"Certainly, Rose." I turned and followed her back into the house, wondering what my patient could possibly have to say to me.
Frodo certainly looked far better than he had the morning before. He was sitting up in bed and partaking of the hearty breakfast that Mrs. Cotton had brought in to him on a tray. "Good morning, Miss Goldworthy," he said, swallowing a bite of hotcake and smiling at me.
I curtsied politely and smiled back. "Good morning, Mister Baggins. I must say, it's a great pleasure to see you looking so hale and healthy! I was afraid that Master Samwise would return and find you ill, and then I should really catch it!"
Frodo laughed. "No, not from Sam. He is as gentle as a fieldmouse."
"Except where you are concerned!"
"That's right." He laughed heartily again. "I am sorry to have put you and my hosts to such trouble. No, don't be polite and say that it was no trouble. I know I should not have gotten well as quickly as I had without your help. I shall pay your fee at once, of course." He reached for a small leather bag lying on the bedside table.
"No, no," I blurted, shaking my head, "Farmer Cotton's already paid me."
Frodo put the bag back on the table rather forcefully. "He is too kind! Well, I must reimburse him one way or another, and I mean to. And as for you, Mistress Goldworthy, when I finish rebuilding Bag End, you are to drop in for tea any time you wish. Whenever you're in the neighborhood, you know…" He trailed off, looking down at his breakfast tray again.
"That's very kind of you, Mister Baggins." I curtsied again and made to leave.
He called out after me as I walked to the door. "Please, just call me Frodo."
I turned back with a smile. "Then you must call me Lily." I shut the door gently behind me.
This is a work of fan fiction, written because the author has an abiding love for the works of J R R Tolkien. The characters, settings, places, and languages used in this work are the property of the Tolkien Estate, Tolkien Enterprises, and possibly New Line Cinema, except for certain original characters who belong to the author of the said work.

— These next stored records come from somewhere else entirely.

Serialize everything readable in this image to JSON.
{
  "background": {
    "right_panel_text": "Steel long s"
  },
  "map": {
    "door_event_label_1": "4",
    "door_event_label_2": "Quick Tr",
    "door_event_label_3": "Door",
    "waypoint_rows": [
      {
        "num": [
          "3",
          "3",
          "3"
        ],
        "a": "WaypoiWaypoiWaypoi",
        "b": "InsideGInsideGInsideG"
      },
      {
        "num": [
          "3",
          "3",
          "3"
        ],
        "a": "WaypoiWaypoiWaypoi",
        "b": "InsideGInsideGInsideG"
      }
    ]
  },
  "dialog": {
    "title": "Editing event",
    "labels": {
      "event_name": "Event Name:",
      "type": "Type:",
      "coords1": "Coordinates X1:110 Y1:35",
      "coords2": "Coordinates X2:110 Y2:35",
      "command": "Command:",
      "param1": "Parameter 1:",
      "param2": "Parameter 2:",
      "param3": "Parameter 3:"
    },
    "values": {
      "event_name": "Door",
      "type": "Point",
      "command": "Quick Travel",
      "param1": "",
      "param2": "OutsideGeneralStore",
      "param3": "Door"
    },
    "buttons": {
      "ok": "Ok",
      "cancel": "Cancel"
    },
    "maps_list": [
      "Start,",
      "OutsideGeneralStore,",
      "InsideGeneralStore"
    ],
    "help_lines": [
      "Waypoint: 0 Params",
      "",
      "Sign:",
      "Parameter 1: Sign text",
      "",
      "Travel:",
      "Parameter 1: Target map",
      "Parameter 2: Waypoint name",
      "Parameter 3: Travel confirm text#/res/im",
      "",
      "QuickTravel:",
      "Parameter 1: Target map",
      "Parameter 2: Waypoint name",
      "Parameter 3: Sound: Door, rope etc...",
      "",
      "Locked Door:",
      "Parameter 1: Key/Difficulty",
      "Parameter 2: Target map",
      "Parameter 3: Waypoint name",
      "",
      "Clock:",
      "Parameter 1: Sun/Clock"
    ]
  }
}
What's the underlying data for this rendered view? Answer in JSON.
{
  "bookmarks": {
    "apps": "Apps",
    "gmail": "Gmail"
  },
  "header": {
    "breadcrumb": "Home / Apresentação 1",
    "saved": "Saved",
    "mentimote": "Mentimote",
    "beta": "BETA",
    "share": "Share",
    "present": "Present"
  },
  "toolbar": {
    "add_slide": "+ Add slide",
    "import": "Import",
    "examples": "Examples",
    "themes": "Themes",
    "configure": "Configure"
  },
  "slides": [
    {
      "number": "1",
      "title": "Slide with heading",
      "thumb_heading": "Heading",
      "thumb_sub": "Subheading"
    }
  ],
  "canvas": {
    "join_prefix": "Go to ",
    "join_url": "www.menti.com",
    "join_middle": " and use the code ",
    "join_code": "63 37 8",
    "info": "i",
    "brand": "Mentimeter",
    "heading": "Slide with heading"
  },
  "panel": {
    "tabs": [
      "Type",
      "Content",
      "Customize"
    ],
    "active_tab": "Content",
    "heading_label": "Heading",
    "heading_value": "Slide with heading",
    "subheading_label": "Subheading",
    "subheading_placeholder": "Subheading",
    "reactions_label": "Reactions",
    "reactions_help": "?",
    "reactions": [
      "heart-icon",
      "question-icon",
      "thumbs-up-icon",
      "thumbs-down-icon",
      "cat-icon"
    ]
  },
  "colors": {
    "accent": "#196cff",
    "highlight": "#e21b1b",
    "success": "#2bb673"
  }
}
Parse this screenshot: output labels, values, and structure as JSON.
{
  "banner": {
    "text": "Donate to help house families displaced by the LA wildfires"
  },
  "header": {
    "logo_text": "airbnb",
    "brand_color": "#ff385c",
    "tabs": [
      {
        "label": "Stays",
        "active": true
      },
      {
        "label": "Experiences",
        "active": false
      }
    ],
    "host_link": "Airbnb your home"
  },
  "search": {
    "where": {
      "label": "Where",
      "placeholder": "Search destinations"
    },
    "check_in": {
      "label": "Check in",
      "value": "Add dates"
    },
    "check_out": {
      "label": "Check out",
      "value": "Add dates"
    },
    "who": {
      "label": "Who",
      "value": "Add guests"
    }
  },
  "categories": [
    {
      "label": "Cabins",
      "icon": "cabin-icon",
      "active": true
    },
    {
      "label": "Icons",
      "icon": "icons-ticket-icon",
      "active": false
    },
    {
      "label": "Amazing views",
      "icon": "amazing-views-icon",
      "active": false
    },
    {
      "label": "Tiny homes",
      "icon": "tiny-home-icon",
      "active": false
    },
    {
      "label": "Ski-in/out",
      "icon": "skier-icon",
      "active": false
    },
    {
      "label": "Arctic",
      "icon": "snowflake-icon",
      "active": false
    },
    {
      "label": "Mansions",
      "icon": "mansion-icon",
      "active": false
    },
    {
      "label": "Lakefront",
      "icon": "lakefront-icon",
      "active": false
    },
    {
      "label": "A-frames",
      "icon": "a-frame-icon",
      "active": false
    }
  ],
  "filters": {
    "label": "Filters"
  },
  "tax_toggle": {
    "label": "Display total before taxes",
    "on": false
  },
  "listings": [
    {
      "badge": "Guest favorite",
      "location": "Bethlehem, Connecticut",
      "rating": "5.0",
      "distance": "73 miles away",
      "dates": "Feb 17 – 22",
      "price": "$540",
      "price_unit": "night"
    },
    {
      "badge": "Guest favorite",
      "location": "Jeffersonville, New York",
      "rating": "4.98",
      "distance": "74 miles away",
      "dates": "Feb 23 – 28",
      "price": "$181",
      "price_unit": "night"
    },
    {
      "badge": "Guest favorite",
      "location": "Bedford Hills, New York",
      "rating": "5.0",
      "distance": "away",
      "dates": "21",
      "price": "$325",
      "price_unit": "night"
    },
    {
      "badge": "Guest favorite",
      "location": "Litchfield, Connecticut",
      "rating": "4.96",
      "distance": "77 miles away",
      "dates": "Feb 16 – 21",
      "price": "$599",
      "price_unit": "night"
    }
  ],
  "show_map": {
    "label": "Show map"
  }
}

The author will not receive any money or other remuneration for presenting the work on this archive site. The work is the intellectual property of the author, is available solely for the enjoyment of Henneth Annûn Story Archive readers, and may not be copied or redistributed by any means without the explicit written consent of the author.